  • Institutional Review Boards (IRBs) and the FDA should update and correct previous guidance on the de-identification (“anonymization”) of patient samples to clarify the need to explicitly inform patients that their “leftover” material may be used for commercial purposes. Certain exceptions might be allowed for extremely rare cases since there would likely never be a commercial source for these materials.

As mentioned previously, since 2008 very little has changed in building an incentive for commercial suppliers to step up and offer QSR-grade controls. In fact, due to the lack of a government-led mandate, several companies that were attempting to provide these materials have since gone out of business or been shuttered by investors. If the FDA does not step up and force the implementation of regulations to demand only the sale and use of QSR-grade controls, it will be up to the clinical laboratory industry to police itself. We should advocate for the highest quality standards possible for testing the U.S. patient population or risk giving our industry a black eye. In not doing so, we risk the inevitable errors that cause serious harm to patients when false negative or positive results go undetected because the controls themselves were flawed.
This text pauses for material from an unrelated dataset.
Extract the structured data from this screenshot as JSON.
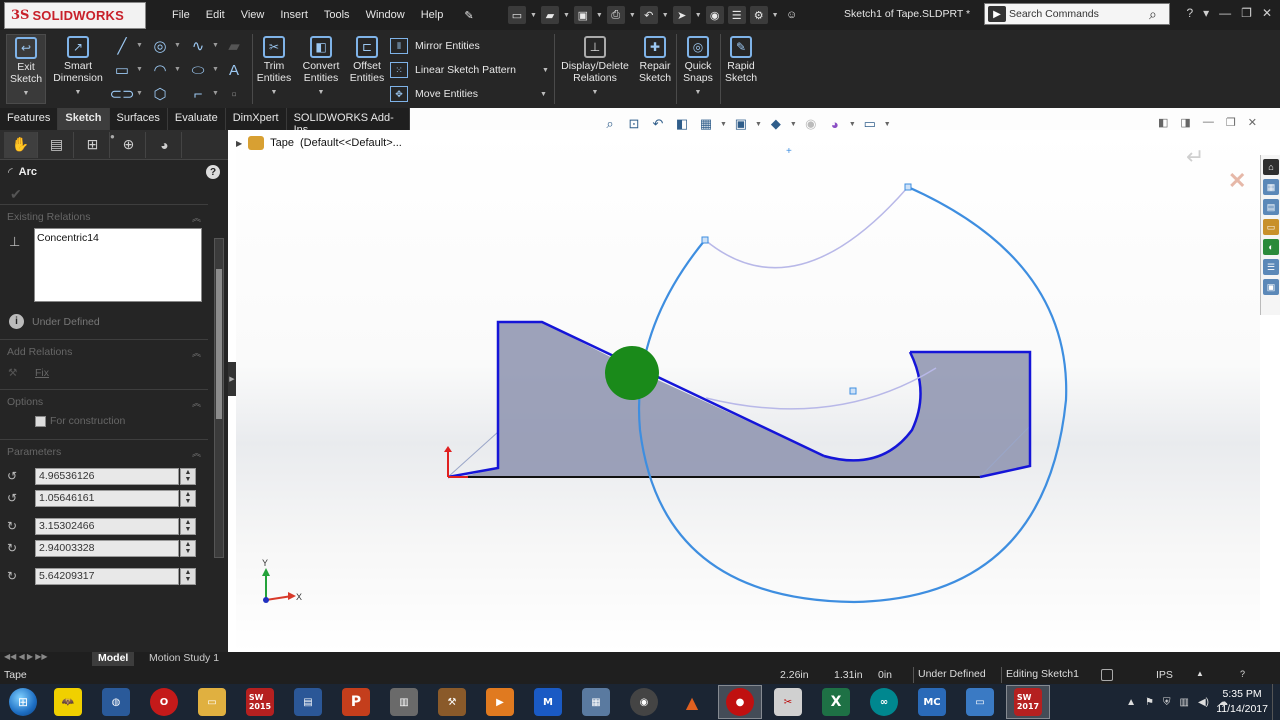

Many in the industry fear new regulations imposed by the FDA on reagent manufacturers who might be selling research-grade components to laboratories making their own LDTs. Laboratory directors are rightly concerned about the cost and difficulty of setting up quality control and quality assurance on the procedures used to “manufacture” LDTs. In the meantime, unless the FDA starts to pay significant attention to one of the most critical aspects of in vitro diagnostic testing in the U.S., the entire industry will continue to use less than ideal products as quality controls and standards as a means of deciding if testing is being done in an accurate and reproducible manner.

Michael P. Murphy, MSc, is president of Conatus Consulting, assisting clinical diagnostic laboratories with CLIA requirements and certification and also assisting medical device clients with their submissions to the FDA for marketing clearance. Previously he was president and CEO of ParagonDx. He serves on a number of advisory panels involved in developing future policy around human genomic reference controls, including EuroGentest (EU) and “GetRM,” sponsored by the Center for Disease Prevention and Treatment.

This column addresses compliance, regulatory, legal, certification, and additional concerns in the lab. Readers can submit questions to [email protected].